Sunday, April 13, 2014

The Grand Budapest Hotel

In a Nutshell... This Wes Anderson film follows the fortunes of  the dapper concierge M. Gustave and his trusty side-kick Zero as they battle love, fame, fortunes, families, old foes, new foes, prison, sadistic bounty hunters, lecherous lusting old ladies to name just a few of the obstacles to surviving life at the Grand Budapest Hotel and beyond...

All the usual suspects... (In yer 'typical' Wes film)

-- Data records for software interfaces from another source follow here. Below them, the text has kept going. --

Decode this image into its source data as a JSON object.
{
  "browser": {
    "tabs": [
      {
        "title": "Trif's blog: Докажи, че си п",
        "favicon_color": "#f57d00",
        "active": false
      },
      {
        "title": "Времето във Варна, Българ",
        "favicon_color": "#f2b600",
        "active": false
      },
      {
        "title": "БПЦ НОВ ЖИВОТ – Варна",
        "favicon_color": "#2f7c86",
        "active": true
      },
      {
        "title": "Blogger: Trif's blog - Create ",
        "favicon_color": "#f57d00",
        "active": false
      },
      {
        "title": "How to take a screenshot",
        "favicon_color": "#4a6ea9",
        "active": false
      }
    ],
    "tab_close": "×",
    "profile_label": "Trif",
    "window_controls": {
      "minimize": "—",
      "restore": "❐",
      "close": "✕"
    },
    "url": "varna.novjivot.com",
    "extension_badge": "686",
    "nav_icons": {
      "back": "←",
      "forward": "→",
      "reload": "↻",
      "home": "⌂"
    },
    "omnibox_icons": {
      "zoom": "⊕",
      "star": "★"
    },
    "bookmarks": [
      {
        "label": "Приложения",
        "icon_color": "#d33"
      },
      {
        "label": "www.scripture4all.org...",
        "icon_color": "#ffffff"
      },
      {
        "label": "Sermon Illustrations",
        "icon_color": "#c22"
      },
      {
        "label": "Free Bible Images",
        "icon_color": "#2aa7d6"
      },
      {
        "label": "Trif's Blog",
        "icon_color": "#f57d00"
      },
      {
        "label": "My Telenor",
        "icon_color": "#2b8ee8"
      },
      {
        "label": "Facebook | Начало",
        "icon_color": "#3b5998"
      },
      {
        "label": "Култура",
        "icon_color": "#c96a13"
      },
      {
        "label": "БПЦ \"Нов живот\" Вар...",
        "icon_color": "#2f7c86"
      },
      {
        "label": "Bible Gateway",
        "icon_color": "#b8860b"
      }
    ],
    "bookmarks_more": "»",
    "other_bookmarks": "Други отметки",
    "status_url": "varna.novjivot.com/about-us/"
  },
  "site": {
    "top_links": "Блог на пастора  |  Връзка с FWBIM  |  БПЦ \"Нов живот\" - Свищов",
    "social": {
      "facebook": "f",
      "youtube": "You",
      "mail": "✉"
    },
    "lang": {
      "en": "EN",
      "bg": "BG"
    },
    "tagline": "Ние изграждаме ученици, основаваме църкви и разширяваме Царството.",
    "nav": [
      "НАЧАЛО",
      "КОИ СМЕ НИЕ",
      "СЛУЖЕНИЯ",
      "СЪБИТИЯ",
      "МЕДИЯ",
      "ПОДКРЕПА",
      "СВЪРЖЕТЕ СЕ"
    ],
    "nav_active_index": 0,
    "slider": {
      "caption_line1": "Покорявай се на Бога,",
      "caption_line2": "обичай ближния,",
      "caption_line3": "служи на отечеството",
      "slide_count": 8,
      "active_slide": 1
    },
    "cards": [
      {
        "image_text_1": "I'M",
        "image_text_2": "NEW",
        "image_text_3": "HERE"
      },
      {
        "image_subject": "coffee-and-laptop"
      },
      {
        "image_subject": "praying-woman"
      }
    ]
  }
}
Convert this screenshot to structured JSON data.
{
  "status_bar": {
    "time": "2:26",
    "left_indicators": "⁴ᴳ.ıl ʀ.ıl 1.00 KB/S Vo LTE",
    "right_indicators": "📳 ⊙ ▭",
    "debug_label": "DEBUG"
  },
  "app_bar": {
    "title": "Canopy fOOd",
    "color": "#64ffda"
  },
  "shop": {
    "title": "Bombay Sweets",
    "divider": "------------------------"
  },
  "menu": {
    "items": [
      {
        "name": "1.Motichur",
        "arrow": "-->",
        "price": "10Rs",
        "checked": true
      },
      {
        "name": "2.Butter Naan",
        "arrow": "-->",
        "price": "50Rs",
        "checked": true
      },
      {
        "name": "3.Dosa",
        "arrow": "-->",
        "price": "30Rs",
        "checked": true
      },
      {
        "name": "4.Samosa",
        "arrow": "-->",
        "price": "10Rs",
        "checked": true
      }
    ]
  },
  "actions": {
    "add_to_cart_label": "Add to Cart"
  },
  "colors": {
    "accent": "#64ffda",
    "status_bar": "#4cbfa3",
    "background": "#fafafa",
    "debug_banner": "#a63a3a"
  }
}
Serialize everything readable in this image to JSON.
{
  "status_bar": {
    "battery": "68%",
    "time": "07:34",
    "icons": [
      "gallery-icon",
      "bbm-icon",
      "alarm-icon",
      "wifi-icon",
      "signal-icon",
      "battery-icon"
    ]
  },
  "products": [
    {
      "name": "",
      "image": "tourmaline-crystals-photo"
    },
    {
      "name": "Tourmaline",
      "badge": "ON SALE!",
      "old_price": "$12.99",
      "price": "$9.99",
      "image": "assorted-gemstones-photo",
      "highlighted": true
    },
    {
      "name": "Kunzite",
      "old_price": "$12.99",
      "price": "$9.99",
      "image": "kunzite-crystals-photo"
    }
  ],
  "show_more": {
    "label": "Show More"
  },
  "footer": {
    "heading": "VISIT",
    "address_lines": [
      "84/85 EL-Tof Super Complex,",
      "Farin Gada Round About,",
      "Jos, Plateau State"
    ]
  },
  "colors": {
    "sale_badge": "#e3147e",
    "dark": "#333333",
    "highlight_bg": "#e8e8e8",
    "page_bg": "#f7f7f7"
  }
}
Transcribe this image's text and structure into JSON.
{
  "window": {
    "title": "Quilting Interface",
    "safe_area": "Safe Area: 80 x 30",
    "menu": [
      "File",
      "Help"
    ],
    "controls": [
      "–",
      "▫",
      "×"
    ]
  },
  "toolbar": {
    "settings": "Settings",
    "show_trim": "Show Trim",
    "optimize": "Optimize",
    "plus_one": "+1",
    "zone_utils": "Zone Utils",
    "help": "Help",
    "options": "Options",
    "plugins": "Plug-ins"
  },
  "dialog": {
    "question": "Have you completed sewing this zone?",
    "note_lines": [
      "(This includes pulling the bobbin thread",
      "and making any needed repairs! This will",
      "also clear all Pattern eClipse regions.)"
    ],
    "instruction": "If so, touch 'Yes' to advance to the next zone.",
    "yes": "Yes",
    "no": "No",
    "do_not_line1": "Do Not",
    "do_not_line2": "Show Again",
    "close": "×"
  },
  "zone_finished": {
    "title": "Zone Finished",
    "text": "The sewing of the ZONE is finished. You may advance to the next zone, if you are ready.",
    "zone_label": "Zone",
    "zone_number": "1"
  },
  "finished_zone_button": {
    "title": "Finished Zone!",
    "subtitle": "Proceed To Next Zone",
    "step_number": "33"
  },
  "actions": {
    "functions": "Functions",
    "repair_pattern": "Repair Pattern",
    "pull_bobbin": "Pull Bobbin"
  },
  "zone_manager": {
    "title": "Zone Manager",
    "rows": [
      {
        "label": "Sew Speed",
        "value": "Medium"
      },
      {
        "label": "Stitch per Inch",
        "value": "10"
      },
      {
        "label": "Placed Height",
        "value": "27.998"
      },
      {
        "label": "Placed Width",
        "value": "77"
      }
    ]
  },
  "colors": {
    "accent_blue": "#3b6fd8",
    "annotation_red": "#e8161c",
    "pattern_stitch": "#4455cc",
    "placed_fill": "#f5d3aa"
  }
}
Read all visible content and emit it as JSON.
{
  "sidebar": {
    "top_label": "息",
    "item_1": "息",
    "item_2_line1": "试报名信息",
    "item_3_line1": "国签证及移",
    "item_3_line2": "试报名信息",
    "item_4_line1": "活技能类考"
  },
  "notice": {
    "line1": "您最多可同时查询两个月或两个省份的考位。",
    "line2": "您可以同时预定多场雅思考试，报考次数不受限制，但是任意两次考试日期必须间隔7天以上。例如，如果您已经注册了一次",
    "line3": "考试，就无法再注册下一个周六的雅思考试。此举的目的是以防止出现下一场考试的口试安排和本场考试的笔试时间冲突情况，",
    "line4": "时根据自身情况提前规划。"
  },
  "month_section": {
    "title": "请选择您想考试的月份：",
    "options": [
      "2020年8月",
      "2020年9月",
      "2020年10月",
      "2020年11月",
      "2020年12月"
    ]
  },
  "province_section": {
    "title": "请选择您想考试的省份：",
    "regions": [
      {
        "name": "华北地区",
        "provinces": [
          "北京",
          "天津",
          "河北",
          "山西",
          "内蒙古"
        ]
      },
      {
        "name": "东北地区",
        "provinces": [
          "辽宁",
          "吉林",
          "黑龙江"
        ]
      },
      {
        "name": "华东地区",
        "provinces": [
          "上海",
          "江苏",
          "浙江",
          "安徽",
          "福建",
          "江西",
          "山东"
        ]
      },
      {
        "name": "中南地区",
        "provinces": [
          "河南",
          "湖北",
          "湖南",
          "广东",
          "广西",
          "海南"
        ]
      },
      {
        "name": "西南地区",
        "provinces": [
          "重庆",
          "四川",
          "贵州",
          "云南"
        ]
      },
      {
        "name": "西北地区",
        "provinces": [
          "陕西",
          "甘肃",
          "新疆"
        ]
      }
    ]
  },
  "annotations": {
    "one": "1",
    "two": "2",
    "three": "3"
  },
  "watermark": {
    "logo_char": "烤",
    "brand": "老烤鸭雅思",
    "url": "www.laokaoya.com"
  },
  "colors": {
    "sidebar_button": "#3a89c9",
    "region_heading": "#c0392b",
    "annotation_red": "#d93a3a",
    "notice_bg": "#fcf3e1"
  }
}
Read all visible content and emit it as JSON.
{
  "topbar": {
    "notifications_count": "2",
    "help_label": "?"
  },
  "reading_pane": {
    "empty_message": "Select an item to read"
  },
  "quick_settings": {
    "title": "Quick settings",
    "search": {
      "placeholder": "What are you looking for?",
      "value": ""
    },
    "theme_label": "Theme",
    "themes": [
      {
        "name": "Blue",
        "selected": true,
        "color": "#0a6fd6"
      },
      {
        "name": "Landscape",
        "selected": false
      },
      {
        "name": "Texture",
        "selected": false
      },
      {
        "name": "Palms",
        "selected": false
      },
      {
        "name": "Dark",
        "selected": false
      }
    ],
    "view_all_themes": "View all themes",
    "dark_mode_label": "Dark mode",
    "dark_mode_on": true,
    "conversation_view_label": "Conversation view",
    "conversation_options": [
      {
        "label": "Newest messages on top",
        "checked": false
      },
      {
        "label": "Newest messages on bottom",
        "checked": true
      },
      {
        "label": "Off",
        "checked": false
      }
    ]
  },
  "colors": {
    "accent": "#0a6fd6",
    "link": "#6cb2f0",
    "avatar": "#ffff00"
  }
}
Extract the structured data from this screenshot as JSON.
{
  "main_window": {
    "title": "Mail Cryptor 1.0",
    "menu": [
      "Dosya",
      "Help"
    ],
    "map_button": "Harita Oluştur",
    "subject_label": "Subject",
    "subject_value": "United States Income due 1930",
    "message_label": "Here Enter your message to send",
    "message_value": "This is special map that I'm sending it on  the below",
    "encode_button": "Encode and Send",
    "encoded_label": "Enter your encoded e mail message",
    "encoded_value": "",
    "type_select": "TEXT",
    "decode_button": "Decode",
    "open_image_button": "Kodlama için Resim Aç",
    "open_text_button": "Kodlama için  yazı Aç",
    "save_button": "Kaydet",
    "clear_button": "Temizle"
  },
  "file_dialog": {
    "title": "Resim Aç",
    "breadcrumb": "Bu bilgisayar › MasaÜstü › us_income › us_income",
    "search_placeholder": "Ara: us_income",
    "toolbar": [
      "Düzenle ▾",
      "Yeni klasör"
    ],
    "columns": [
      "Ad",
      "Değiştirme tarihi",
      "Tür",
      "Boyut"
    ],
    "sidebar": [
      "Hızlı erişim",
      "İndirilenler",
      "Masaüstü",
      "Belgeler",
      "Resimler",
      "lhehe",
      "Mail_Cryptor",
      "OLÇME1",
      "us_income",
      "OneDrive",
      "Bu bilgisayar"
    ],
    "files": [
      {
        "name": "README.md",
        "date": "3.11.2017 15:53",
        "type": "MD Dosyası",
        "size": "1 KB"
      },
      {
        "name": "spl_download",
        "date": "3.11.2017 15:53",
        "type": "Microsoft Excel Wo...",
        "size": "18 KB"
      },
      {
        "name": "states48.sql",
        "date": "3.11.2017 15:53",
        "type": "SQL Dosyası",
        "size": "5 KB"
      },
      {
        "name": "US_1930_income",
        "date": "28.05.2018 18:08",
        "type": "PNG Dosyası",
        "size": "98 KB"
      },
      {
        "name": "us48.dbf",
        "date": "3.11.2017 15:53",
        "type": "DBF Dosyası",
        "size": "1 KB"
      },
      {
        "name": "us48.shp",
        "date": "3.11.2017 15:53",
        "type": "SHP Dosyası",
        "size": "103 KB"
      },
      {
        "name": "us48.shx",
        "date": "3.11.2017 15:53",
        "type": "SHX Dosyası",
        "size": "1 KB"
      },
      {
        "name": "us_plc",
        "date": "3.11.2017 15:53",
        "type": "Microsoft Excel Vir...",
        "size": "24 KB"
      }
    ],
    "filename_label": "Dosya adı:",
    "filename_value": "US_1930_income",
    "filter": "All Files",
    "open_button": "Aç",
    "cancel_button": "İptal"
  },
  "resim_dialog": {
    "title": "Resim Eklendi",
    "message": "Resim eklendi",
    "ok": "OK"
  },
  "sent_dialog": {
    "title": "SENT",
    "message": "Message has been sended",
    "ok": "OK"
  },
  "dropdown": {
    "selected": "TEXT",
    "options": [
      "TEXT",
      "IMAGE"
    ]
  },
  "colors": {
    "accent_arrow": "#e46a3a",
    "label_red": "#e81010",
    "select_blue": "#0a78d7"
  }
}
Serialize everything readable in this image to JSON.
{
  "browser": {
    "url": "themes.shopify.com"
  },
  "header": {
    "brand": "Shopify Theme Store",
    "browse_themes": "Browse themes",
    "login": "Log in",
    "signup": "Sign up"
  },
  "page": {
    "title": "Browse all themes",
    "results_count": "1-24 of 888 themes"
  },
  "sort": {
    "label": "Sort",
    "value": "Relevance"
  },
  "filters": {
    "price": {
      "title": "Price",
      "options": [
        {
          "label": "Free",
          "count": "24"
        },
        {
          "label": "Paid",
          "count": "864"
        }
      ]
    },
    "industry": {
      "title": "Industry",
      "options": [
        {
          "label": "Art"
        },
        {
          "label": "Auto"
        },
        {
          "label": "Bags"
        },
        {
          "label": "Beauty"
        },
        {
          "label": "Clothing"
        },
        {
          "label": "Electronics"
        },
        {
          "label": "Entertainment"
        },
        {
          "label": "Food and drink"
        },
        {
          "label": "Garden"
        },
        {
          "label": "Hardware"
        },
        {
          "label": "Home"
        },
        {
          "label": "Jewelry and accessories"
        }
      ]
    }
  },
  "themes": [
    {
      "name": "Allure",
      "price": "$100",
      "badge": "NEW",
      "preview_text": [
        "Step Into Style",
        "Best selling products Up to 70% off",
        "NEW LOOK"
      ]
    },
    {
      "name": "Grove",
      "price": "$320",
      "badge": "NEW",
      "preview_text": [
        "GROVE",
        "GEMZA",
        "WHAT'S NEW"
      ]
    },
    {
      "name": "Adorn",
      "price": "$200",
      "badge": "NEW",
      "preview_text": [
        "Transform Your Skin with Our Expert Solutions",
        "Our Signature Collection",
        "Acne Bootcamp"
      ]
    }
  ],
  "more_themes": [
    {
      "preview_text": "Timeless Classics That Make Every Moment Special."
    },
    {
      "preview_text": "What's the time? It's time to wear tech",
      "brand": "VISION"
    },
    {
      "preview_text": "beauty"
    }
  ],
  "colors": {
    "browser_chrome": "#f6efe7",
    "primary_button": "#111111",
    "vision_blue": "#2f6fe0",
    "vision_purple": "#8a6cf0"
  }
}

This is, without doubt, Wes Anderson's best film yet. If he can top this, I would be both stunned - but pleased. And relieved I guess. Already with a perfectly formed back catalogue of movies that are now regarded as classics, Grand Budapest Hotel is his Everest. This is the top of the world Wes. You've knocked the bugger off. Hope ya shouted "Top of the world Ma!". For the descent down, go back and make small (but perfectly formed of course!) movies that don't require an ever-expanding roster of over-eager thesps who seemingly are gagging to make even the most minute micro-cameo (yep, you - gorgeous George), although would it be a sacrilege to omit that talismantic lucky charm, the crumpled old dog that is Bill Murray? Sometimes, to move forward...

As with any Wes Anderson film, there is always two key aspects that he fastidiously maintains with absolute consistency. Iconic, memorable characters (Even the secondary characters are just as fascinating to observe) and the stunning sets/production design that ground his characters in that specific locale - wherever it may be. Combine those things with a quirky storytelling angle, and you've got the raw ingredients to create a work of art which allows us as interested observers ease in identifying that, yet again, it is another Wes Anderson masterpiece I'm watching. 

Specific highlights? Ralph Fiennes. After "In Bruges" and this, you really want to see him in more of these humorous roles. Fiennes plays these characters straight (as such), but also with the merest trace of a smirk, reminding us the viewer, that he too, knows how much fun the character is to watch. Willem Dafoe! Bugger all lines, but he really doesn't need any. He is a hoot as the stone faced Jopling, the dogged family enforcer brutally dispatching the various human's (And cat! Ker-splat! Best on-screen cat death this year so far) that are in the way of his progress towards securing 'justice' for the deceased's family he is employed for. The stunning set/production design. Oh. My. God. Stunning - and then some. The best filmmakers are inherently aware of the power of indelible images that can be recalled with consummate ease years from now. The Grand Budapest Hotel is going to be one of those. Mention this film to a friend in 20 years from now, and they will instantly have a picture in their mind of this masterpiece.

If you haven't already gleaned the essence of my review, then this is the only thing I need to say now.

Go see it. On the big screen. It is worth whatever price you have to pay for the nearest cinema to you.

One of my favourite movies this year - so far anyway!

Jamie's rating?

J for Jewel!